This policy is aligned with and informed by the following policies, plans and strategies:
Newcastle City Council Build Forward Better: our medium-term plan for 2021-22 and 2022-23
This report sets out the areas in which Newcastle City council continues to invest, reflecting the needs of all our residents, and particularly those who are most vulnerable. It recognises that we continue to need to make tough choices and explains our rationale for those choices.
This Plan is informed by ongoing consultation with residents, businesses, and partners, and working in partnership across the city, it underlines the council’s continuing commitment to shaping the future of our great city by building forward together.
Our priorities and funding plans for our city are: 
  • Employment: creating more and better jobs 
  • Education and skills: the best learning and opportunities for all 
  • Environment: a clean, green and safe Newcastle 
  • Supporting the most vulnerable people in our city 
  • Health and social care: a healthy, caring city 
  • Housing: building more and better homes 
  • Transforming your public services
The Corporate Equalities Plan
This Plan aims to remove discrimination in employment on the grounds of race, gender and disability.
The Corporate Equalities Policy

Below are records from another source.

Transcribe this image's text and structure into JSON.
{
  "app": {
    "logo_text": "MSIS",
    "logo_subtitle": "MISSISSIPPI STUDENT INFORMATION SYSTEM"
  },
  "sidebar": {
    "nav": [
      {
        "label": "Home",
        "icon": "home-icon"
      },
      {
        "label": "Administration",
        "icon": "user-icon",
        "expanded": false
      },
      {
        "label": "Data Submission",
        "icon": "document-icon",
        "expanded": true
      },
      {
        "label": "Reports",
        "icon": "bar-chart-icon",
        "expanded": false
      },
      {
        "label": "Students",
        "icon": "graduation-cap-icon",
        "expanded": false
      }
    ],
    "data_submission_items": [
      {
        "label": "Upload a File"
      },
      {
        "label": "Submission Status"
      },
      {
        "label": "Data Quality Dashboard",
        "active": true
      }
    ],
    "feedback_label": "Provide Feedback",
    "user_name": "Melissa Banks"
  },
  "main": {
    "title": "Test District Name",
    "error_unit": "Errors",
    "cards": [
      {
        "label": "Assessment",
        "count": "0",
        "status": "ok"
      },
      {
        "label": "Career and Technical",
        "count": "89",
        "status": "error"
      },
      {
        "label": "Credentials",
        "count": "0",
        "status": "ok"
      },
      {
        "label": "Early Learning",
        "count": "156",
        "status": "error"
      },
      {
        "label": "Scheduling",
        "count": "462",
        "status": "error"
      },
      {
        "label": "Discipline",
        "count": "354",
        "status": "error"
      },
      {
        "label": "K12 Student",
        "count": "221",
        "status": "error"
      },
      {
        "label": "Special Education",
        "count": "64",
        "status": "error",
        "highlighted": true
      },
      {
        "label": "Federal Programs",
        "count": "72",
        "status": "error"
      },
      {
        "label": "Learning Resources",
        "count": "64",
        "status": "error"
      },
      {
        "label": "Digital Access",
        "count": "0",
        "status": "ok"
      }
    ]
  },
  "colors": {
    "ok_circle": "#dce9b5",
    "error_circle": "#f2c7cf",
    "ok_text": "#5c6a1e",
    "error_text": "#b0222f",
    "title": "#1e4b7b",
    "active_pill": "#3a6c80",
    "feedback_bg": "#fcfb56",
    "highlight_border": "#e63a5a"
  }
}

This Policy commits to achieving equality of opportunity by removing all direct and
indirect discrimination on the grounds of gender.
Safe Newcastle Plan 2020-23
This Plan has reducing domestic abuse as one of its key strategic priorities with a focus on prevention, protection of victim / survivors and their children, and provision of services to victim / survivors, perpetrators and their children.
The Gender Equality Scheme
This Scheme has the following objectives:
  • Raise awareness of the scope and nature of domestic abuse
  • Reduce the fear of crime, especially among female residents
  • Ensure men and women have equal access to services, using monitoring data where appropriate
  • Promote and deliver employment policies and practices which meet the needs of all staff
  • Provide support for parents and carers
The Dignity at Work Policy
This Policy has the aim of ensuring that employees of Newcastle City Council are free from bullying, harassment and intimidation in the workplace.

Appendix 2: Local support services and interventions for victim / survivors and perpetrators

The Safe Newcastle Domestic Abuse Service Directory has information on local, regional and national services for victim / survivors, children, young people and perpetrators of domestic abuse.
Safeguarding concerns
Concern about a child: during office hours contact the Initial Response Service on 0191 277 2500
Concern about an adult at risk: during office hours contact Adult Social Care Direct on 0191 278 8377 or the Safeguarding Adults Unit on 0191 278 8156 
The out of hours number for concerns relating to both children and adults is 0191 278 7878 
Housing Advice Centre
The HAC can find emergency accommodation for people who are homeless due to domestic abuse.
Tel: 0800 1707 008
Trade Unions
Unions offer members a wide range of support on employment problems and some welfare support.
Tel: 0191 211 6980
Tel: 0191 233 3930